RpgGameClient class. We could also create an Util class such as
MenuUtils, to be responsible for rendering the messages and let the client class with the single responsibility of calling the corresponding services according to player’s input. The point is: I want these menu options to be more extensible. I want this menu structure to support different possibilities for changing messages, adding new menu options and performing more than one action per user input for example. To do so we will create command objects.
Command is a behavioral design pattern that turns a request into a stand-alone object that contains all information about the request. This transformation lets us parameterize methods with different requests, and options that changes its behavior. The Command pattern suggests that GUI objects (such as our player’s actions) shouldn’t send requests directly. Instead, we should extract all of the request details, such as the object being called, the name of the method and the list of arguments into a separate command class with a single method that triggers this request. It will give us the extensibility we want for the game menu, so let’s see the implementation for the RPG Game.
First thing to implement the Command pattern is to have a Command abstract class to represent the basic structure of all the following commands (new game and load game):
Now we can encapsulate the logic of any action in a Command implementation, as you can see in
Having this structure for each of the player’s commands we have a way cleaner and flexible client class:
Another simple improvement here: we extracted all these “\u001B[31m” strings used to change message colors into a new class named
MenuConstants where we have a constant for each color we need to print, such as
Final thoughts on submitting code for job interviews
When a company gives you a reasonable time to deliver a small code project, they want to see what you know, so show off. Do you know some design pattern that might fit in? Use it. And if you finished implementing the code, but there is still something proper to be refactored go ahead and do it. The same way he gives you a negative feedback about a class with too much responsibilities, an interviewer might be happy to see that you cared about some specific piece of your solution.
It’s helpful to write down in a white paper some draft of the solution you are going to build before starting to code.
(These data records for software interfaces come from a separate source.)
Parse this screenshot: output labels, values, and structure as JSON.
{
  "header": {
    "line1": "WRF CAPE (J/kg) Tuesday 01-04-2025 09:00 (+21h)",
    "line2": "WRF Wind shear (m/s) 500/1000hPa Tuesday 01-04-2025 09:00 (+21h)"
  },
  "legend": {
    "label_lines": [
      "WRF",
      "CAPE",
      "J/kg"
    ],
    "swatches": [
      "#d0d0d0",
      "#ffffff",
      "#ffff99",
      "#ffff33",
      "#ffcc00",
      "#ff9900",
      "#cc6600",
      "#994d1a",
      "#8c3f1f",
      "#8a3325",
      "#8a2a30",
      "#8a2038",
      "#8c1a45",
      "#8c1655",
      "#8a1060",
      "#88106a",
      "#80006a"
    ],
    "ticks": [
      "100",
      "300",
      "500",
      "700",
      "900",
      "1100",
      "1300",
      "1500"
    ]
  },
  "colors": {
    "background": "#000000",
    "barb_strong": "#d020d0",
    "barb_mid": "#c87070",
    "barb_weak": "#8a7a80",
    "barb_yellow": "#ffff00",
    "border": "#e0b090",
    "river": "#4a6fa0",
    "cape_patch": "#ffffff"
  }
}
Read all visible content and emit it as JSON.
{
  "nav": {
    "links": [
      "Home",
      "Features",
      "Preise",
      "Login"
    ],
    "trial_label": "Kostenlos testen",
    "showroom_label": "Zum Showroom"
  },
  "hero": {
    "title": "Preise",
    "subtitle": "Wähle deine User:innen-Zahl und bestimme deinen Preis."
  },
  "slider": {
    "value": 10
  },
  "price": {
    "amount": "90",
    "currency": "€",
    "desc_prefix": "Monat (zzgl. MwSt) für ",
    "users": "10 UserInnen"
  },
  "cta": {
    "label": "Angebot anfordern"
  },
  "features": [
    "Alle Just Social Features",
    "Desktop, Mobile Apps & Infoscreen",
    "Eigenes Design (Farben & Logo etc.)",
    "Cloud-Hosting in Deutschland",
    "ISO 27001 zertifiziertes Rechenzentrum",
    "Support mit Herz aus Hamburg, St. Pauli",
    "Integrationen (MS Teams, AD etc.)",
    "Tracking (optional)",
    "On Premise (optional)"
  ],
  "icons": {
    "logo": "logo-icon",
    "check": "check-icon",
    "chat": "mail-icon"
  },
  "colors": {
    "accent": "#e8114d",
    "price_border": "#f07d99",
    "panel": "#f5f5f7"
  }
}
It’s surprisingly easy to get distracted during the implementation and create things that does not matter for a given scope. Focus on delivering the solution you have drafted and improve it latter, if possible.
Always keep in mind the deadline and the scope, so you will be able to improve things at the end.
Are you new to some technology/technique/tool and want to try it? Do it elsewhere. It’s not a good idea to try it on your code interview test! Chances of make a mess using some tool you have just learned in a high pressure situation like this are nearly 90%. Don’t put yourself at risk unnecessarily. Even if you think “oh, this is such a modern lib/framework, they’ll be impressed when they see I have used it”, DO NOT do it. You will find a better way to impress. If you don’t, then you are not ready for the job anyway.
References and useful links
- Flyway automatic schema creation
- Refactoring Guru - The Command Pattern
- Refactoring Guru - Refactoring Techniques